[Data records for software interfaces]

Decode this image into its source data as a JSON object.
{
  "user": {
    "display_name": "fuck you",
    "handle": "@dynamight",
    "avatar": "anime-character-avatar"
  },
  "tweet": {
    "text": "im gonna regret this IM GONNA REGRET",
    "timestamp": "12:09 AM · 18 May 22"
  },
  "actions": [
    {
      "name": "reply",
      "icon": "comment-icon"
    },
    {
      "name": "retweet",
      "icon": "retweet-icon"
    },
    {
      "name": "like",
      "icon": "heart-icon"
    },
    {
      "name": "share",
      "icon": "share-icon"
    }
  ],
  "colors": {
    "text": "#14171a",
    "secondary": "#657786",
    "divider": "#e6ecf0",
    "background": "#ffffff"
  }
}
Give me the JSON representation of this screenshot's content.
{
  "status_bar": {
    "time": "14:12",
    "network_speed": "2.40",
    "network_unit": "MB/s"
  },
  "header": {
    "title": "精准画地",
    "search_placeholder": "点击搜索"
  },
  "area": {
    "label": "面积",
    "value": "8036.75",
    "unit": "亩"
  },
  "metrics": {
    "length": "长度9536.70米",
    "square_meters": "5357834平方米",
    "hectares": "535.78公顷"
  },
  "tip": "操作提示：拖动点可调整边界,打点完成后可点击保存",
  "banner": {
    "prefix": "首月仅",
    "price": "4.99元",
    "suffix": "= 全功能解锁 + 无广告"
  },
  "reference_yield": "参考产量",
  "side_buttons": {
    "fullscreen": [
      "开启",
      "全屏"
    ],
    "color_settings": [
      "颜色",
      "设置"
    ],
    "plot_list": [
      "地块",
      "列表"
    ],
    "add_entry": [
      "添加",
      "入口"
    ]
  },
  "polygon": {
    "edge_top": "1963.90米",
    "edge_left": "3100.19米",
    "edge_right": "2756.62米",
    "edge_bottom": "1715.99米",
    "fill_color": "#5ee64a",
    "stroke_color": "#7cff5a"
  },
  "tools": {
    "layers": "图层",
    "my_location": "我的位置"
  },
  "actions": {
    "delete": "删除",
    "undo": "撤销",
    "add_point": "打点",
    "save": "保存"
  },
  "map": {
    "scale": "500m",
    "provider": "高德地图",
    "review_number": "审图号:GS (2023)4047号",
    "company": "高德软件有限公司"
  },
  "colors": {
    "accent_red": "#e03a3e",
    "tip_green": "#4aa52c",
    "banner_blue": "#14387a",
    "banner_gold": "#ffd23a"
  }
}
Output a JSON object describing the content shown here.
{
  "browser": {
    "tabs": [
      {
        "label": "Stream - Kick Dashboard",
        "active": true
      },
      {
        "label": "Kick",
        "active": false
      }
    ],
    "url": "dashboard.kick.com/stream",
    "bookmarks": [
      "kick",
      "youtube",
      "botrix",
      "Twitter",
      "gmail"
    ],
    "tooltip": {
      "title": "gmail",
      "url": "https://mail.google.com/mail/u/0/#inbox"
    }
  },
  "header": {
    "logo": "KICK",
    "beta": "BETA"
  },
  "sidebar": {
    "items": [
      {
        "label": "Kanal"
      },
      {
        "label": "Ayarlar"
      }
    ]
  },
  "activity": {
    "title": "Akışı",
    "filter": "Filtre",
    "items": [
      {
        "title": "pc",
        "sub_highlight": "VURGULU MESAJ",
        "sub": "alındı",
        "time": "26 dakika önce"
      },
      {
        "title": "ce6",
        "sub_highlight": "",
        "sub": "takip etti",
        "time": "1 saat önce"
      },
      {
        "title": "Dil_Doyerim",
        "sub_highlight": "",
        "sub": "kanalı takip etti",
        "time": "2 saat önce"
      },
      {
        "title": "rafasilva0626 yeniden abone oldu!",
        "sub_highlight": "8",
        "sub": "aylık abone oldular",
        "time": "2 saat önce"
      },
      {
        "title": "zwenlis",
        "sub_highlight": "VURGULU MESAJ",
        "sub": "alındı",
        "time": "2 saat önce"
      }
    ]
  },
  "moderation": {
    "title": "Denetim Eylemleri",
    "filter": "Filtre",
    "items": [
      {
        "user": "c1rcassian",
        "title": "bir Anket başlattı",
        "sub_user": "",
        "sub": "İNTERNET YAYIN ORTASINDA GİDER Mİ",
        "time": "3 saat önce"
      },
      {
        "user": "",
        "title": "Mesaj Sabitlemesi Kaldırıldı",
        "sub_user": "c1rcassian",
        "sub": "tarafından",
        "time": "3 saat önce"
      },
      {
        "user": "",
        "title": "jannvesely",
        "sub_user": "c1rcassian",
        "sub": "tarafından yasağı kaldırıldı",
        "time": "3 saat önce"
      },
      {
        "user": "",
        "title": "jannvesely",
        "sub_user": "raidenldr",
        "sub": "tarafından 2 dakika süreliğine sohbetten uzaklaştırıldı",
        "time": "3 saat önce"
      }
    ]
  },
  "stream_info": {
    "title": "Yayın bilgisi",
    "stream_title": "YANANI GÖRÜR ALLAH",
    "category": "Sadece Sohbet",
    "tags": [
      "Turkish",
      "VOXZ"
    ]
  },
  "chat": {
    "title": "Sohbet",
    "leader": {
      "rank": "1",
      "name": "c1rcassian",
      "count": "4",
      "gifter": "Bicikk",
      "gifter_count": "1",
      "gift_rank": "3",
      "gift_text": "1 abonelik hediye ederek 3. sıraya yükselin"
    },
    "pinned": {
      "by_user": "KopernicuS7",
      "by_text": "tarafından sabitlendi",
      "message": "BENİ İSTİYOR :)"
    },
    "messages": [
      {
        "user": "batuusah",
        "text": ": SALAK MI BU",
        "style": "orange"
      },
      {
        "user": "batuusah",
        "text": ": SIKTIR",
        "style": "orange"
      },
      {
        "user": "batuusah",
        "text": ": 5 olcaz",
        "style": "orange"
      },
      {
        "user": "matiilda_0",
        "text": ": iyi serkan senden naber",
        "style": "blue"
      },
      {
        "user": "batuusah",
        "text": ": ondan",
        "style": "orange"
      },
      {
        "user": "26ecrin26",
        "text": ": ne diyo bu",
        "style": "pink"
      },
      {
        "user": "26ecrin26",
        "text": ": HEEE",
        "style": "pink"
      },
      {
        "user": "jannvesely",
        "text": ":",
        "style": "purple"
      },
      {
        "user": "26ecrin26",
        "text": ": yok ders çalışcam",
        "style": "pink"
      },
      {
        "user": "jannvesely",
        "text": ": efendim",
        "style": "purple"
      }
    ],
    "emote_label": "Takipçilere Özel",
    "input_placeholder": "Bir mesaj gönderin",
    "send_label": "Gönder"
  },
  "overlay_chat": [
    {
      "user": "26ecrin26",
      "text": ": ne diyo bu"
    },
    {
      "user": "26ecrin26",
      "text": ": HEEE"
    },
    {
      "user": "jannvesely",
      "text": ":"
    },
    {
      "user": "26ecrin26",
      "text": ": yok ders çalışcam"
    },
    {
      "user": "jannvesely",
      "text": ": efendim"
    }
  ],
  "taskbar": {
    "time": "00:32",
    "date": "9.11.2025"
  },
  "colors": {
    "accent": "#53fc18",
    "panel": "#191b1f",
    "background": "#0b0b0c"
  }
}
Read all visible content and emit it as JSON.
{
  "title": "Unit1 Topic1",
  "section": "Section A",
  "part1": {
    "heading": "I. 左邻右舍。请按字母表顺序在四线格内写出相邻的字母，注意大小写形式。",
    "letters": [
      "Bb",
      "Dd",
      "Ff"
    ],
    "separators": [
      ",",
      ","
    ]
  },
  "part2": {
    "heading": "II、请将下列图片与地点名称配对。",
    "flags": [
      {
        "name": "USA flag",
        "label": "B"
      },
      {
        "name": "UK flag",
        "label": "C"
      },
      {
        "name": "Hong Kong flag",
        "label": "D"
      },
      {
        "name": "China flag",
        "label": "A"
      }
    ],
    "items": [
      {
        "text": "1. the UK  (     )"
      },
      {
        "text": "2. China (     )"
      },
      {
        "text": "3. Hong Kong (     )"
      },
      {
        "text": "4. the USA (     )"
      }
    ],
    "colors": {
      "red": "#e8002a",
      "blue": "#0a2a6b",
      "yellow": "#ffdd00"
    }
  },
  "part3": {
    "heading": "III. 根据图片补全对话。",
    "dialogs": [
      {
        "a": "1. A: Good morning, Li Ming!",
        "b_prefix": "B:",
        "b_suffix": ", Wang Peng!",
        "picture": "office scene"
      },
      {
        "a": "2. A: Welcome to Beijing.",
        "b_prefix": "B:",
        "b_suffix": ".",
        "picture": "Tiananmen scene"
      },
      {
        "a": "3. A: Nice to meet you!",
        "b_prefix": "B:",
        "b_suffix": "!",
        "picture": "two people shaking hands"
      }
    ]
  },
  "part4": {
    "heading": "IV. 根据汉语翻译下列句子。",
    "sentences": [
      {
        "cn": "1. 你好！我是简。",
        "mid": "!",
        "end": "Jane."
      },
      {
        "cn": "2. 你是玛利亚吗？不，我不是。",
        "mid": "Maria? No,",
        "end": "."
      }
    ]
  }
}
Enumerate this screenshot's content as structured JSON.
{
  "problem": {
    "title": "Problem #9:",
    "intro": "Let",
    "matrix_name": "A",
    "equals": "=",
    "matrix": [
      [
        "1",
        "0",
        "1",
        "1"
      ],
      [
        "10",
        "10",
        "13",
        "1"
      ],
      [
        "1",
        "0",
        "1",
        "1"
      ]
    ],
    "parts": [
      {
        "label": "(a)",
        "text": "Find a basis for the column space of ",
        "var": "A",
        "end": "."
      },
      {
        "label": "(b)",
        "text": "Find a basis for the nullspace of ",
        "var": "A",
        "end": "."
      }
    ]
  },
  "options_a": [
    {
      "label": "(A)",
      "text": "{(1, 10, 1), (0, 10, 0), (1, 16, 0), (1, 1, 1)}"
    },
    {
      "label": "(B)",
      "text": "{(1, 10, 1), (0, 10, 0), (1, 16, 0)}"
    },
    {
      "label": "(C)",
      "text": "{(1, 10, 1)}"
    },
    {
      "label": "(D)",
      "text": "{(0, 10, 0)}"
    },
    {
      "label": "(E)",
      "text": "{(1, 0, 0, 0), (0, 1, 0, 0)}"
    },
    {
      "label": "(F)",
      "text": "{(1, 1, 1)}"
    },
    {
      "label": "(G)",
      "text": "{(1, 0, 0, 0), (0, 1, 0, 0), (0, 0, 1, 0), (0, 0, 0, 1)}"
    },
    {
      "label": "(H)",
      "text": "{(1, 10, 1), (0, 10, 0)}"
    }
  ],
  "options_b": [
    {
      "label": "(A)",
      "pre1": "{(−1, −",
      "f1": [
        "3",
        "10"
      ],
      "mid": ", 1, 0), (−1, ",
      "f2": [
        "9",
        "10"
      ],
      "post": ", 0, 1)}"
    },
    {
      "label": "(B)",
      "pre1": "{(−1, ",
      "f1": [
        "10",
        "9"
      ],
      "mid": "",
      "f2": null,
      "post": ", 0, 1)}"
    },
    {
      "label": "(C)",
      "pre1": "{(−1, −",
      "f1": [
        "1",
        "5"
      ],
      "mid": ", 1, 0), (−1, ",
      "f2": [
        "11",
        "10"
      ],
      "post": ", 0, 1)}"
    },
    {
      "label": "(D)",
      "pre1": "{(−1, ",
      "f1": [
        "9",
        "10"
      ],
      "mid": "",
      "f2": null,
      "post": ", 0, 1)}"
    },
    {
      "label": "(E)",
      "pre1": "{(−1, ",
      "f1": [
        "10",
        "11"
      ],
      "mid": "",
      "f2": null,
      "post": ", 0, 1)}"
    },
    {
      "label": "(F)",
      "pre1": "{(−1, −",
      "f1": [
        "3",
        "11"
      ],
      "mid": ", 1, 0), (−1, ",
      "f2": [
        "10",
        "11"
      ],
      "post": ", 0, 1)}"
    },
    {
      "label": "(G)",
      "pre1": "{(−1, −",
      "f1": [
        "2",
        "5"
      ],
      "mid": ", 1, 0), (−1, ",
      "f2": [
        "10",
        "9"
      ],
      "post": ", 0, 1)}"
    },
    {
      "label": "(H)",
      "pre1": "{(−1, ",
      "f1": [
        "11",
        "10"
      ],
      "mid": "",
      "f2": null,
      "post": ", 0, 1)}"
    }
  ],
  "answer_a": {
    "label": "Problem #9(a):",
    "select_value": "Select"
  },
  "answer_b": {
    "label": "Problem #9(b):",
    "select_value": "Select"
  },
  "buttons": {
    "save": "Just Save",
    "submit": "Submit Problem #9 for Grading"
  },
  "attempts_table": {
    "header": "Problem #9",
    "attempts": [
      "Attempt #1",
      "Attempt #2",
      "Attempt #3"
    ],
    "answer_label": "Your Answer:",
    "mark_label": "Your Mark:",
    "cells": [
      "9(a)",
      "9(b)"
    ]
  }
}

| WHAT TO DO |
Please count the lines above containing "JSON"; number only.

| SOLUTION TO THIS TASK |
5